After numerous failed attempts in the big leagues (including a .149/.207/.217 line over 58 games in 2011) Michael Saunders set out last off season looking for help. He found Mike Bard (Josh Bard's brother) and together they overhauled Saunders' swing, allowing the tall Canadian to drive the ball with authority. Whatever they did, it worked, as Saunders was one home run away from a 20/20 season. While his final 2012 line of .247/.306/.432 may not blow you out of the water, look back a few lines up at what he did in 2011. Pretty big improvement isn't it? As the Mariner's roster stands, Saunders will see everyday at bats at each of the outfield positions. There's been much talk regarding the fence changes at Safeco in 2013, and while most left handed hitters currently on the roster won't see a huge benefit from the changes in the left/center power alley, Saunders' new swing is designed to pepper that very area. Just looking at his 2012 hit chart, I see one double and two outs that will now leave the new and improved Safeco Field. Taking a look at Saunders' monthly splits, it's clear August was a rough month for him as he batted .189/.231/.392. If you've read my work before, you know I love to take a look at splits, and remove a month to get an idea of what the rest of his season looked like. Without that stinker of an August, Saunders 2012 line would be: .260/.320/.450 - I think this is closer to the Saunders we see in 2013. Another run at 20/20 season wouldn't surprise me one bit, making the lanky Canadian a prime target as an outfielder flyer in mixed leagues, and a viable 3rd outfielder in AL Only leagues.

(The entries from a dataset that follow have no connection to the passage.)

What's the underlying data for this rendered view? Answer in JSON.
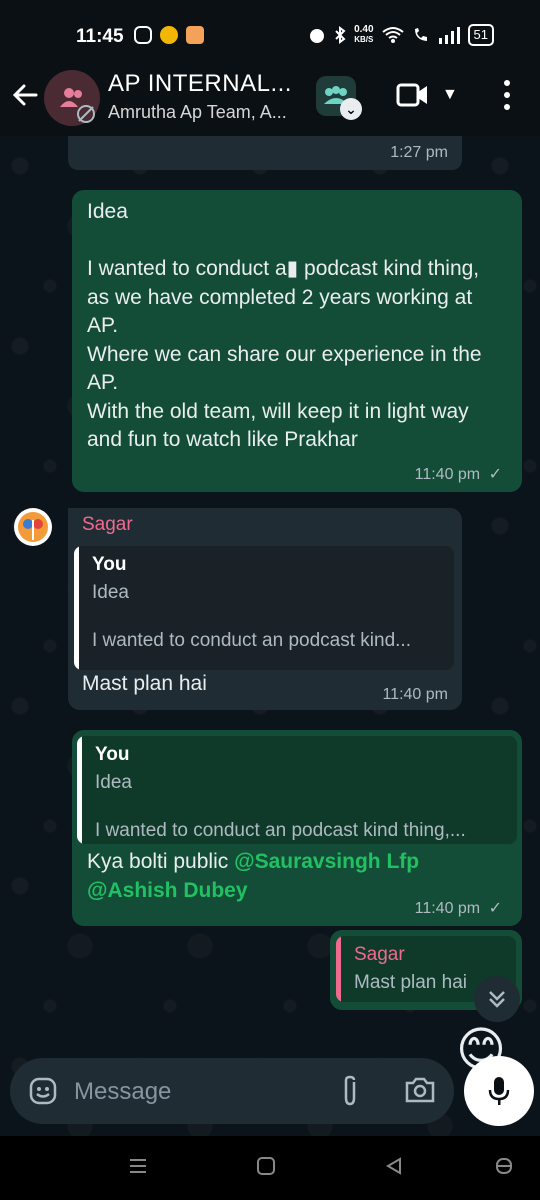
{
  "status": {
    "time": "11:45",
    "net_speed_value": "0.40",
    "net_speed_unit": "KB/S",
    "battery": "51"
  },
  "header": {
    "title": "AP INTERNAL...",
    "subtitle": "Amrutha Ap Team, A..."
  },
  "messages": {
    "prev_time": "1:27 pm",
    "m1": {
      "text": "Idea\n\nI wanted to conduct a▮ podcast kind thing, as we have completed 2 years working at AP.\nWhere we can share our experience in the AP.\nWith the old team, will keep it in light way and fun to watch like Prakhar",
      "time": "11:40 pm"
    },
    "m2": {
      "sender": "Sagar",
      "quote_author": "You",
      "quote_line1": "Idea",
      "quote_line2": "I wanted to conduct an podcast kind...",
      "text": "Mast plan hai",
      "time": "11:40 pm"
    },
    "m3": {
      "quote_author": "You",
      "quote_line1": "Idea",
      "quote_line2": "I wanted to conduct an podcast kind thing,...",
      "text_prefix": "Kya bolti public ",
      "mention1": "@Sauravsingh Lfp",
      "mention2": "@Ashish Dubey",
      "time": "11:40 pm"
    },
    "m4": {
      "quote_author": "Sagar",
      "quote_line1": "Mast plan hai"
    },
    "emoji_peek": "😊"
  },
  "composer": {
    "placeholder": "Message"
  },
  "icons": {
    "back": "arrow-left-icon",
    "video": "video-camera-icon",
    "more": "kebab-menu-icon",
    "emoji": "sticker-emoji-icon",
    "attach": "paperclip-icon",
    "camera": "camera-icon",
    "mic": "microphone-icon",
    "scroll": "double-chevron-down-icon"
  },
  "colors": {
    "outgoing_bubble": "#144d37",
    "incoming_bubble": "#202c33",
    "mention": "#21c063",
    "sender_name": "#ee6b8f"
  }
}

Lorenzo Cain

After an amazing season in AAA following his trade from the Brewers to the Royals, many savvy fantasy owners had Cain on their 2012 sleeper lists as they headed to the draft table. Owners who were able to land the young Royal's outfielder were pleased for all of 5 games when a strained groin put him on the shelf. As Cain was rehabbing and getting close to returning to the big leagues, a hip flexor injury prolonged his DL stint all the way until July 13th. Not what fantasy owners had hoped for with their late sleeper pick. From July to about mid September, Cain showed fantasy owners the power/speed combination they had hoped would help their roster all year, as he swiped 10 bags to go along with 7 homers. Unfortunately a strained hamstring in September (a September that saw him hitting .308/.357/.538) ended his season prematurely. While his 2012 season consisted of only 61 games, it does hold some bright spots we can use as we head into 2013 drafts. As mentioned above, Cain was able to steal 10 bags in limited action, and was not caught once. For a player coming back from a leg injury it's nice to see he was still able to run effectively when healthy. Cain also maintained a healthy line drive rate which was in line with his career rate of 21.8%. Cain is working hard this off season to strengthen his lower half in an attempt to kick the injury bug that has attacked his legs early in his career. If healthy in 2012 Cain will provide owners with a nice power/speed combination, and a batting average that should hover around .270. His shortened 2012 season should keep his draft price down for mixed league owners, making him a great late round addition. He should come at a decent price for AL Only owners as well and while he'd make a great 3rd outfielder in a 5 OF AL Only league, ideally, managers could grab him as a 4th or even 5th option to protect themselves in case the injury bug bites again.